Prof. Daphne Barak-Erez recently left the Faculty of Law after being appointed to the Supreme Court of Israel. She was the Stewart and Judy Colton professor of law and held the chair of law and security. She is a member of the American Law Institute and a member of the International Academy of Comparative Law. Her main research and teaching areas are administrative and constitutional law. In addition, she teaches courses in the areas of feminist jurisprudence, contracts and payment systems. She is a three time graduate of Tel-Aviv University: LL.B. (summa cum laude) 1988; LL.M. (summa cum laude) 1991, and J.S.D, 1993 (recipient of the Colton Fellowship). She was a visiting researcher at Harvard Law School, a visiting fellow at the Max-Planck Institute of Public Law, Heidelberg, an Honorary Research Fellow at University College London, a Visiting Researcher at the Swiss Institute of Comparative Law in Lausanne, a Visiting Researcher at the Jawarlal Nehru University in Delhi and a Visiting Fellow at the Schell Center at Yale Law School. She has also taught as Visiting Professor at various universities, including the University of Toronto, Columbia Law School and Stanford Law School. In the past, she acted as the Director of the Minerva Center for Human Rights (2000-2001), the chairperson of the Israeli Association of Public Law, the Vice Dean of the faculty (2000-2002), the Director of the Cegla Center for Interdisciplinary Research of the Law (2009-2011), a member of the Council of Higher Education in Israel (2007-2011), the President of the Israeli Law and Society Association (2010-2011) and the Dean of the faculty (2011-2012). She was awarded several prizes, including the Rector’s Prize for Excellence in Teaching (three times), the Zeltner Prize, the Heshin Prize, the Woman of the City Award (by the City of Tel-Aviv) and the Women in Law Award (by the Israeli Bar). She is the author and editor of several books and of many articles in Israel, England, Canada and the United States.
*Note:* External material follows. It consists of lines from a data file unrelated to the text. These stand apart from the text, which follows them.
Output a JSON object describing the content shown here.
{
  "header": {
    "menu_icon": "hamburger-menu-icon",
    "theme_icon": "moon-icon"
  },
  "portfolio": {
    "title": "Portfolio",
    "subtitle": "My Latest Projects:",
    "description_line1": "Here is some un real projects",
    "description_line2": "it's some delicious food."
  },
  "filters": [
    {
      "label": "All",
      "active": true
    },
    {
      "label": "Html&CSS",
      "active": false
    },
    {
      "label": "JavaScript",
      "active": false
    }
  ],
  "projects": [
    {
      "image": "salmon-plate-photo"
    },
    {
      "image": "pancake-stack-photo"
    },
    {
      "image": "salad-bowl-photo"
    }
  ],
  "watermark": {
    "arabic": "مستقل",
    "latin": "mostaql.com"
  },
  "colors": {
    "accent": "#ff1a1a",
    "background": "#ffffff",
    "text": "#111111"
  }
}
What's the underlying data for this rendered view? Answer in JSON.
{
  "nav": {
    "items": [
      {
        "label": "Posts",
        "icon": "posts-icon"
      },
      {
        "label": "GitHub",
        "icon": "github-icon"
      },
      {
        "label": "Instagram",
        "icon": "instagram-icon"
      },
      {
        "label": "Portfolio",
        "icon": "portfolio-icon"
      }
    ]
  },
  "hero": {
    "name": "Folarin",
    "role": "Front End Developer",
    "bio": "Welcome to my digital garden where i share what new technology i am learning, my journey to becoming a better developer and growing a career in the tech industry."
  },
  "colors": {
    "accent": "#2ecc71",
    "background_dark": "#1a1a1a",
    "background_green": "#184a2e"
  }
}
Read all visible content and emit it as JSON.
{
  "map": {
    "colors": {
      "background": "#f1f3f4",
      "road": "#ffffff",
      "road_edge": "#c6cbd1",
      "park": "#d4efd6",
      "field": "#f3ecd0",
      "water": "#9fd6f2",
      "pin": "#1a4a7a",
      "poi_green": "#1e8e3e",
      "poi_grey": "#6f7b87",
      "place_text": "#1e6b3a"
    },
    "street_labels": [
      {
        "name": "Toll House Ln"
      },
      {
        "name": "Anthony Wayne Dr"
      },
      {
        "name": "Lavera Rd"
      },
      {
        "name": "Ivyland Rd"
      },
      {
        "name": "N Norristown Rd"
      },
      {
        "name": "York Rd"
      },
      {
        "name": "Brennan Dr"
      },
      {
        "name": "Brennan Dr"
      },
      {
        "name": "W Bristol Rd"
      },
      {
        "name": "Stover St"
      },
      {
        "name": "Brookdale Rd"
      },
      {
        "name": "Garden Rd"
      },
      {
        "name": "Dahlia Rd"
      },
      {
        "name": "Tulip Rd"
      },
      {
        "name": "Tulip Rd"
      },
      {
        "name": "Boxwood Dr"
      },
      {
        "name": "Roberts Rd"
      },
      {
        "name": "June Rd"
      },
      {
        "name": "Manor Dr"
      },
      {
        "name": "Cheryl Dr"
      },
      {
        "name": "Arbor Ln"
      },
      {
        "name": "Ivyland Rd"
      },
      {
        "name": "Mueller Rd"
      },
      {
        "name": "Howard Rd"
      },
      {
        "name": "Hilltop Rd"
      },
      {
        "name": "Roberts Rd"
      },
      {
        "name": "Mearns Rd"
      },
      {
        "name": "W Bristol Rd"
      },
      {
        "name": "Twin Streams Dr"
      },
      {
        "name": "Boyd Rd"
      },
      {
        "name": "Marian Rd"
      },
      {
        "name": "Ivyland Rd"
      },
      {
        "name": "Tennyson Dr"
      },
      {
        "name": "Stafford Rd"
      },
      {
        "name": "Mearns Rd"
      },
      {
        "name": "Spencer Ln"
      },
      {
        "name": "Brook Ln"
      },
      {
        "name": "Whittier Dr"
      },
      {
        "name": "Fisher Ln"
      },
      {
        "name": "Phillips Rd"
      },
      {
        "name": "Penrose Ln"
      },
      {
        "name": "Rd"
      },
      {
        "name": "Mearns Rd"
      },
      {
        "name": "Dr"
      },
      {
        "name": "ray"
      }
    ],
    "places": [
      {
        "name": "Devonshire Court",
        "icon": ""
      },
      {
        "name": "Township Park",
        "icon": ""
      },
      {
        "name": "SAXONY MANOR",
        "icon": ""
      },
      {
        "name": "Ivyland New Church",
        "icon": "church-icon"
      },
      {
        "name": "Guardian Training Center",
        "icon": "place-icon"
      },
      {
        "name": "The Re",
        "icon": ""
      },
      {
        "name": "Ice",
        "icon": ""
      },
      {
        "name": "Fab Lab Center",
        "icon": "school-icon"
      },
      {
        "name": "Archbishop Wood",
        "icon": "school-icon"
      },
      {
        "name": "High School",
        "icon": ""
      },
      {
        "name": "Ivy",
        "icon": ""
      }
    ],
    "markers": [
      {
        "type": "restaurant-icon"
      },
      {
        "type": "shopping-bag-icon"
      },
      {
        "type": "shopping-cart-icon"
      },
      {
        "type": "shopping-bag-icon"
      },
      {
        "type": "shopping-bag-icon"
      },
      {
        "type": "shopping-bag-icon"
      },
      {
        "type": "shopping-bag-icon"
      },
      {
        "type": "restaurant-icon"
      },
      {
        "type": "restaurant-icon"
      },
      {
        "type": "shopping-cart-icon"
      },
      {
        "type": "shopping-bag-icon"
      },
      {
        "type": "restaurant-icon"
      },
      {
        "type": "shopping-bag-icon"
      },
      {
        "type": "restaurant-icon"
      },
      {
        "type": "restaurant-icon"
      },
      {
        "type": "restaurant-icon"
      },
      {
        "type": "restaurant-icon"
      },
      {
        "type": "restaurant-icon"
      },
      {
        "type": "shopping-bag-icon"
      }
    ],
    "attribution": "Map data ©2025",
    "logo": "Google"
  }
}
|Administrative and Constitutional Law, Comparative Law, Privatization, Legal Feminism, Israeli Legal History|